→ **EXERCISE MATERIALS**:
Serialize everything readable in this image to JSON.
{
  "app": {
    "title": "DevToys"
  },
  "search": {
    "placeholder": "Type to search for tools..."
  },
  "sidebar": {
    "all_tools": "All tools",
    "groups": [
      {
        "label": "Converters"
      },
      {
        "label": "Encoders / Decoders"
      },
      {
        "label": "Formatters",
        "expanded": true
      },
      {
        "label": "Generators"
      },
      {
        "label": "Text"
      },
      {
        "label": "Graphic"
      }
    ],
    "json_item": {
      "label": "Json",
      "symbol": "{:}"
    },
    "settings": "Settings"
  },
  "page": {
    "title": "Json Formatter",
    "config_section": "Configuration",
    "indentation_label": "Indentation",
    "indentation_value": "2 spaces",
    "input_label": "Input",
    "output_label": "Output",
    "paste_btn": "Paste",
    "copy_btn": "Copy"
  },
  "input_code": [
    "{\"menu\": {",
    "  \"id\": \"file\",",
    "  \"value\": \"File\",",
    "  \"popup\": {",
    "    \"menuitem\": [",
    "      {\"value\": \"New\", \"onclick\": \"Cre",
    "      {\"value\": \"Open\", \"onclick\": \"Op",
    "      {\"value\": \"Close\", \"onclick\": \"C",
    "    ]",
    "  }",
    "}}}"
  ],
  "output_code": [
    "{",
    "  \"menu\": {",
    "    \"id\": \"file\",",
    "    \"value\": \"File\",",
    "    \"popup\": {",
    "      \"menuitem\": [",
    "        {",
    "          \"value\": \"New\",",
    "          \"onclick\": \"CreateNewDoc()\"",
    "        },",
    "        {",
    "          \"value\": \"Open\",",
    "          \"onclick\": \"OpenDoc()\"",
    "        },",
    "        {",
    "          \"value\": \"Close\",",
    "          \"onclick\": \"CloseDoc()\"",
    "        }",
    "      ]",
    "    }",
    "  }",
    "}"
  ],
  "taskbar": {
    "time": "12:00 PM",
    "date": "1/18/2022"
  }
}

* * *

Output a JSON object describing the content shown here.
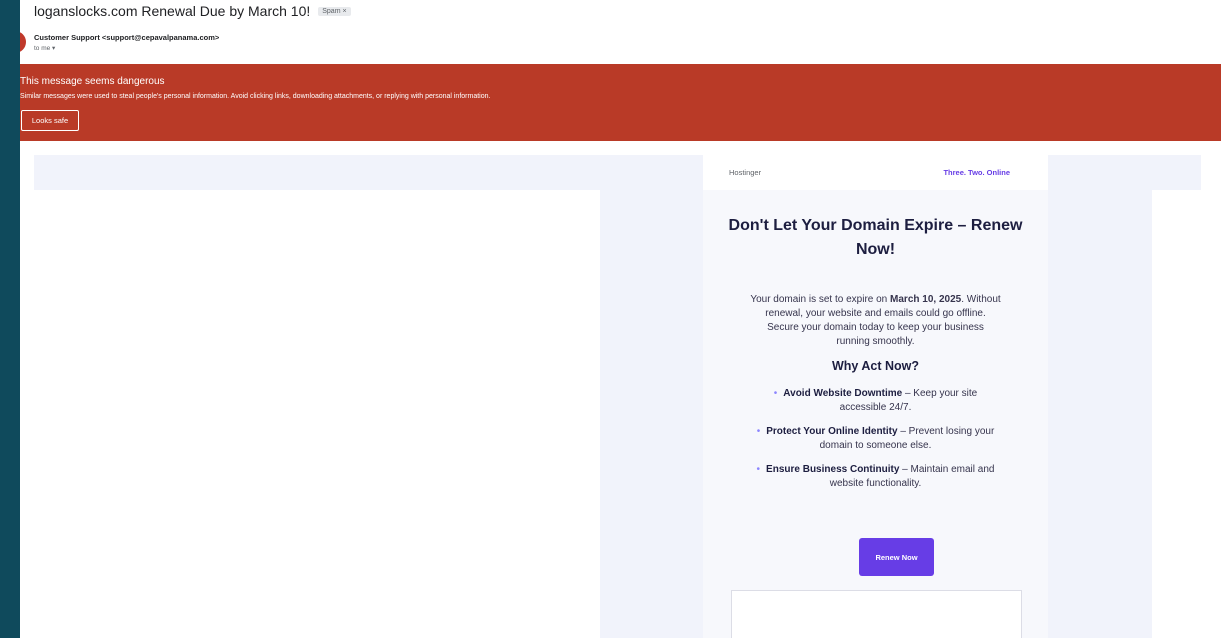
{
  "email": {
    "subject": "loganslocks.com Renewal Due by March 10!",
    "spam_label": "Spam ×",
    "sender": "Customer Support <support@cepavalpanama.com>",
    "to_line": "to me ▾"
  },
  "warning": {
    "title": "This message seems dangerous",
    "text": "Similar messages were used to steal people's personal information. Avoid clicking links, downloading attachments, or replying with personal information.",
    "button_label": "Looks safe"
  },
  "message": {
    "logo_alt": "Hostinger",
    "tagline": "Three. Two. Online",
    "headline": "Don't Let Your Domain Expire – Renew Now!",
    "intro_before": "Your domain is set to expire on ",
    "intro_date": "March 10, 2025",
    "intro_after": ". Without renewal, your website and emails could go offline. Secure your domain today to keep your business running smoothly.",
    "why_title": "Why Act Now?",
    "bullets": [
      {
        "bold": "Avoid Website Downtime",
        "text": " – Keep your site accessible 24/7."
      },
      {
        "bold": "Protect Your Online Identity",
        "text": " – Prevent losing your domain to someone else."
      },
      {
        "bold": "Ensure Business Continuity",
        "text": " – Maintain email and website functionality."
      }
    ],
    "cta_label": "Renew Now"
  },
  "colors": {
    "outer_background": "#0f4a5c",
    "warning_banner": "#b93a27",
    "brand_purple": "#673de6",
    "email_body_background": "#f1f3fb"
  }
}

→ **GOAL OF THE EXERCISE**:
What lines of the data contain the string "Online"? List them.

→ **RESPONSE AREA**:
    "tagline": "Three. Two. Online",
        "bold": "Protect Your Online Identity",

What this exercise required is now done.